=== Begin Enclosure ===
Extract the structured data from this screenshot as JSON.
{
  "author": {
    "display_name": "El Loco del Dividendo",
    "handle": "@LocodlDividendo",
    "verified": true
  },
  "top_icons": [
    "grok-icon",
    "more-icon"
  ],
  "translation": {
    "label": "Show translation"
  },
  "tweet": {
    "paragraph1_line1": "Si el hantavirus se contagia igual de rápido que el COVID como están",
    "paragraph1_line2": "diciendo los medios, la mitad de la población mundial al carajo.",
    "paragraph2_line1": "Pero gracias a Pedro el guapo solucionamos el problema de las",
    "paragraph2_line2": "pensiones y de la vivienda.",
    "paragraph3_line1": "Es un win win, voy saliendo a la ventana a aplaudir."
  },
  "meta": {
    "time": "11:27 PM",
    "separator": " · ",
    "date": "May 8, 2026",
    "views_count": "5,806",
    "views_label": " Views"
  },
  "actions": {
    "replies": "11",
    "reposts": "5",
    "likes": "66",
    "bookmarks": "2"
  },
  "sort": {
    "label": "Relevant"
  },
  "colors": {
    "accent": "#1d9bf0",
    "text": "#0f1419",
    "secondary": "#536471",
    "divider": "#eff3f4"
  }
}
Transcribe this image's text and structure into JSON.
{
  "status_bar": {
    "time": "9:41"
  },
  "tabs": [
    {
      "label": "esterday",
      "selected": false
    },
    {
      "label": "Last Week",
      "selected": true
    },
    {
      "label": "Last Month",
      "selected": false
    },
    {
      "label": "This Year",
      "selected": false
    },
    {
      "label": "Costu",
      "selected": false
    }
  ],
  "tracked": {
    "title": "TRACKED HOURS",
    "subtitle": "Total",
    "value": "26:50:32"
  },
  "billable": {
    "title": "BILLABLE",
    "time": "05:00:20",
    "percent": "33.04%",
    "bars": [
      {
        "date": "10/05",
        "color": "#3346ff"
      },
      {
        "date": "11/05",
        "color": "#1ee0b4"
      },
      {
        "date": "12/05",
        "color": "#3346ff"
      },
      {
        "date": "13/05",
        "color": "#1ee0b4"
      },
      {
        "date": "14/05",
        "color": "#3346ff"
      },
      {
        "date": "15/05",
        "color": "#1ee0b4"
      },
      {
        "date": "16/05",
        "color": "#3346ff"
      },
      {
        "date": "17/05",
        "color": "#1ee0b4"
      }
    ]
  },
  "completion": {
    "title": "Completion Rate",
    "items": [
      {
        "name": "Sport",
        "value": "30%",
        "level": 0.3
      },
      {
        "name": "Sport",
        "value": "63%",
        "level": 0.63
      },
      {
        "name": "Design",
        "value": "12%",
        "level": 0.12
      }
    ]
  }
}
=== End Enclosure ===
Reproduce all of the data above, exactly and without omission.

Exercise answer:
Extract the structured data from this screenshot as JSON.
{
  "author": {
    "display_name": "El Loco del Dividendo",
    "handle": "@LocodlDividendo",
    "verified": true
  },
  "top_icons": [
    "grok-icon",
    "more-icon"
  ],
  "translation": {
    "label": "Show translation"
  },
  "tweet": {
    "paragraph1_line1": "Si el hantavirus se contagia igual de rápido que el COVID como están",
    "paragraph1_line2": "diciendo los medios, la mitad de la población mundial al carajo.",
    "paragraph2_line1": "Pero gracias a Pedro el guapo solucionamos el problema de las",
    "paragraph2_line2": "pensiones y de la vivienda.",
    "paragraph3_line1": "Es un win win, voy saliendo a la ventana a aplaudir."
  },
  "meta": {
    "time": "11:27 PM",
    "separator": " · ",
    "date": "May 8, 2026",
    "views_count": "5,806",
    "views_label": " Views"
  },
  "actions": {
    "replies": "11",
    "reposts": "5",
    "likes": "66",
    "bookmarks": "2"
  },
  "sort": {
    "label": "Relevant"
  },
  "colors": {
    "accent": "#1d9bf0",
    "text": "#0f1419",
    "secondary": "#536471",
    "divider": "#eff3f4"
  }
}
Transcribe this image's text and structure into JSON.
{
  "status_bar": {
    "time": "9:41"
  },
  "tabs": [
    {
      "label": "esterday",
      "selected": false
    },
    {
      "label": "Last Week",
      "selected": true
    },
    {
      "label": "Last Month",
      "selected": false
    },
    {
      "label": "This Year",
      "selected": false
    },
    {
      "label": "Costu",
      "selected": false
    }
  ],
  "tracked": {
    "title": "TRACKED HOURS",
    "subtitle": "Total",
    "value": "26:50:32"
  },
  "billable": {
    "title": "BILLABLE",
    "time": "05:00:20",
    "percent": "33.04%",
    "bars": [
      {
        "date": "10/05",
        "color": "#3346ff"
      },
      {
        "date": "11/05",
        "color": "#1ee0b4"
      },
      {
        "date": "12/05",
        "color": "#3346ff"
      },
      {
        "date": "13/05",
        "color": "#1ee0b4"
      },
      {
        "date": "14/05",
        "color": "#3346ff"
      },
      {
        "date": "15/05",
        "color": "#1ee0b4"
      },
      {
        "date": "16/05",
        "color": "#3346ff"
      },
      {
        "date": "17/05",
        "color": "#1ee0b4"
      }
    ]
  },
  "completion": {
    "title": "Completion Rate",
    "items": [
      {
        "name": "Sport",
        "value": "30%",
        "level": 0.3
      },
      {
        "name": "Sport",
        "value": "63%",
        "level": 0.63
      },
      {
        "name": "Design",
        "value": "12%",
        "level": 0.12
      }
    ]
  }
}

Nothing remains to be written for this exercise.